## Material for the task
=== Begin Enclosure ===

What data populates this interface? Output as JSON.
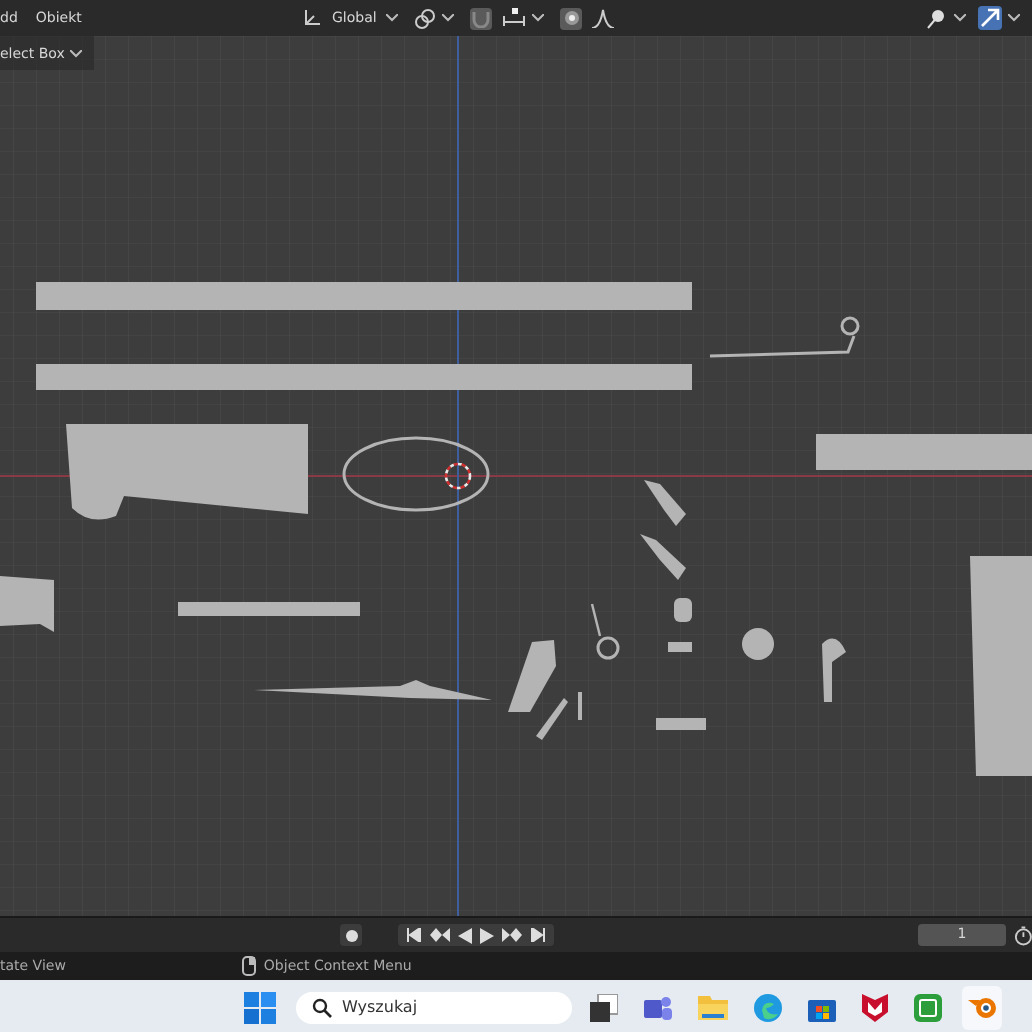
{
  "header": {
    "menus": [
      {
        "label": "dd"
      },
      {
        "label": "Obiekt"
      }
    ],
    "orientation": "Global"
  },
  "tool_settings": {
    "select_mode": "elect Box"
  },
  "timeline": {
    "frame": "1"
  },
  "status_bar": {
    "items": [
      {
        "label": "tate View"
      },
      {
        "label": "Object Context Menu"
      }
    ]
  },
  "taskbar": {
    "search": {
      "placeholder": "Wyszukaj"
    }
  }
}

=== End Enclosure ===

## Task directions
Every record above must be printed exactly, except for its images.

## Response below
What data populates this interface? Output as JSON.
{
  "header": {
    "menus": [
      {
        "label": "dd"
      },
      {
        "label": "Obiekt"
      }
    ],
    "orientation": "Global"
  },
  "tool_settings": {
    "select_mode": "elect Box"
  },
  "timeline": {
    "frame": "1"
  },
  "status_bar": {
    "items": [
      {
        "label": "tate View"
      },
      {
        "label": "Object Context Menu"
      }
    ]
  },
  "taskbar": {
    "search": {
      "placeholder": "Wyszukaj"
    }
  }
}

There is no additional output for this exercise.